Lyft may have been willing to accept the $12.5 million settlement it reached in an action brought on behalf of many of its drivers, but a California judge wasn’t nearly as thrilled, and has now invalidated the settlement.
The settlement, which Lyft agreed to this January, would have given the drivers listed in the class-action lawsuit several benefits aside from the financial payout, including a requirement that Lyft issue warnings when drivers are about to be deactivated, and that the ride-sharing service pay arbitration costs whenever there is an employment-based dispute between a driver and the company. However, the settlement did not bar Lyft from continuing to classify its drivers as independent contractors, rather than full-fledged employees.
What irked U.S. District Judge Vince Chhabria, and what led to him denying approval of the $12.5 million settlement, was its raw insufficiency. He concluded that the settlement grossly undervalued the drivers’ claims and that the settlement “shortchanged” them.

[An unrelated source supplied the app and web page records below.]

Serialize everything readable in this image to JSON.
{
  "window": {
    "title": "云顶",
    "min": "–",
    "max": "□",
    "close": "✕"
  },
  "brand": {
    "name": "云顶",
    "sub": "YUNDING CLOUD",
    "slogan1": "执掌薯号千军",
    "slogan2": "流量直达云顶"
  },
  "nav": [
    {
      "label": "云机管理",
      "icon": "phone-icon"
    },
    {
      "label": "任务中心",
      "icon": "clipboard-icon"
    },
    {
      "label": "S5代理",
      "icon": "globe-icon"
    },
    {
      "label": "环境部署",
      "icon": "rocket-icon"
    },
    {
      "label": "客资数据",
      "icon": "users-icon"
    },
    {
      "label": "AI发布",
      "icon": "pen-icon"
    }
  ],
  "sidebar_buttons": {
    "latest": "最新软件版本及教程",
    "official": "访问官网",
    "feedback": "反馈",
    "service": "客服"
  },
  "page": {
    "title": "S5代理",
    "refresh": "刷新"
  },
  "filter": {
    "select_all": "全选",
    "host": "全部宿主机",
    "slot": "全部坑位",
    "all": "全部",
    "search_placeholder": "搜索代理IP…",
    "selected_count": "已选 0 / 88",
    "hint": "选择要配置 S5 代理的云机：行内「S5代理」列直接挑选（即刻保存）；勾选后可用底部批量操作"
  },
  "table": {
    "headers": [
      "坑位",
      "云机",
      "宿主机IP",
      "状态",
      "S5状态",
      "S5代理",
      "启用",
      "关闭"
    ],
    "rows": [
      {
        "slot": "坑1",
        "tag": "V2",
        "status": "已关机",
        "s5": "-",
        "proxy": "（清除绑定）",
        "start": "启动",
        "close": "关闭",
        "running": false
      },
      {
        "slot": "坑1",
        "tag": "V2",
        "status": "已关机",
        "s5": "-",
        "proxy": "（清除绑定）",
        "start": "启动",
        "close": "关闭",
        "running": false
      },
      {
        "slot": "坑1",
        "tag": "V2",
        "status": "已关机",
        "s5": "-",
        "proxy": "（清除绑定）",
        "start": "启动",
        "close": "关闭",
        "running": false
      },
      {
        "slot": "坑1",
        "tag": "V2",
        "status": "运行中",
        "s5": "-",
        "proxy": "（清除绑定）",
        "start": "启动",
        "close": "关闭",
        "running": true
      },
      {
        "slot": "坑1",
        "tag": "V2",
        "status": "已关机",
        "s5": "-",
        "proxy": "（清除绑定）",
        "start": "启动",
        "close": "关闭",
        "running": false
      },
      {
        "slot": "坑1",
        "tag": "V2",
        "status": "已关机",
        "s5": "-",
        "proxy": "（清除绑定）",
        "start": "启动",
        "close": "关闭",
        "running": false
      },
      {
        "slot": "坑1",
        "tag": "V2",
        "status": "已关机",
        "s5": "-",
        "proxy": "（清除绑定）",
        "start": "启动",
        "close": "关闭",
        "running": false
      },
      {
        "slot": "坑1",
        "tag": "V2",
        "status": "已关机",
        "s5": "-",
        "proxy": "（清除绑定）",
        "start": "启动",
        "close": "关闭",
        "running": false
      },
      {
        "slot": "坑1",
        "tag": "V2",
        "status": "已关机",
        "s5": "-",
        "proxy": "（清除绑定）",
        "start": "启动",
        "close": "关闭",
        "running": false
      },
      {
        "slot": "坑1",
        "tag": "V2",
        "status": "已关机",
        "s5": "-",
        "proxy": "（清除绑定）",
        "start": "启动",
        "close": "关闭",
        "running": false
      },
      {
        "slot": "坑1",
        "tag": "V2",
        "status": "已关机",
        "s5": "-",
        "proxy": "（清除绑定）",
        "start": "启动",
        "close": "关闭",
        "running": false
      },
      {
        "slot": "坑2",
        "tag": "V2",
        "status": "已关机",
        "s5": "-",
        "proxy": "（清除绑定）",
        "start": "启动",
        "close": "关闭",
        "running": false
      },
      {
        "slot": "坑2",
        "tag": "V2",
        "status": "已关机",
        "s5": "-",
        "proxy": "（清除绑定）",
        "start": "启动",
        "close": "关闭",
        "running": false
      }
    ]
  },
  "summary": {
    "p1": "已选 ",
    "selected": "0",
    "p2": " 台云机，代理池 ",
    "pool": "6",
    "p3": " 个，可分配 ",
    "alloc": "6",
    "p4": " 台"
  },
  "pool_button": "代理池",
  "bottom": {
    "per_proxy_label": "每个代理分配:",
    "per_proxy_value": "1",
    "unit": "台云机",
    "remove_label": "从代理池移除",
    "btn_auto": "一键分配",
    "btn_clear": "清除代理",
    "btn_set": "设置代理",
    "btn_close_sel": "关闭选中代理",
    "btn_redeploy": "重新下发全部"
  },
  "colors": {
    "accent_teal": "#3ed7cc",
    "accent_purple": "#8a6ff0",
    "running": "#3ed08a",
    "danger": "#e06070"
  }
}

This conclusion coincides nicely with a recent report that found that Lyft would have to fork over $126 million in reimbursement expenses over four years if the company was required to classify its drivers as employees.
Judge Chhabria separately addressed the Teamsters Union and Lyft drivers’ argument for employee classification, finding that there were “good arguments” made and that those arguments would be “best directed to the legislative or executive branches.” Both parties also filed a motion to intervene in the lawsuit.
As one could probably imagine, Lyft isn’t too thrilled with Judge Chhabria’s decision. “We’re disappointed in the preliminary ruling,” said a Lyft spokesperson. “We believe we reached a fair agreement with the plaintiffs and are currently evaluating our next steps.”
Teamsters international vice president and president of Teamsters Joint Council 7 Rome Aloise was on the opposite end of the emotional spectrum. “We are pleased with today’s ruling,” said Aloise. “We are hopeful that Lyft drivers will get more of the money that they deserve thanks to our objections in this case, and we proudly continue to stand with Lyft drivers who have been misclassified and are seeking justice.”
In others words, we haven’t heard the last of the ongoing drive by Lyft’s drivers toward being classified as employees.
- The best dash cams for 2021
- The best car-sharing apps for Android and iOS
- 5 huge news stories that rocked the gaming world in 2020
- 2020 forced Big Social to address its flaws, but it’s too late for an easy fix
- How to drive stick in a manual transmission car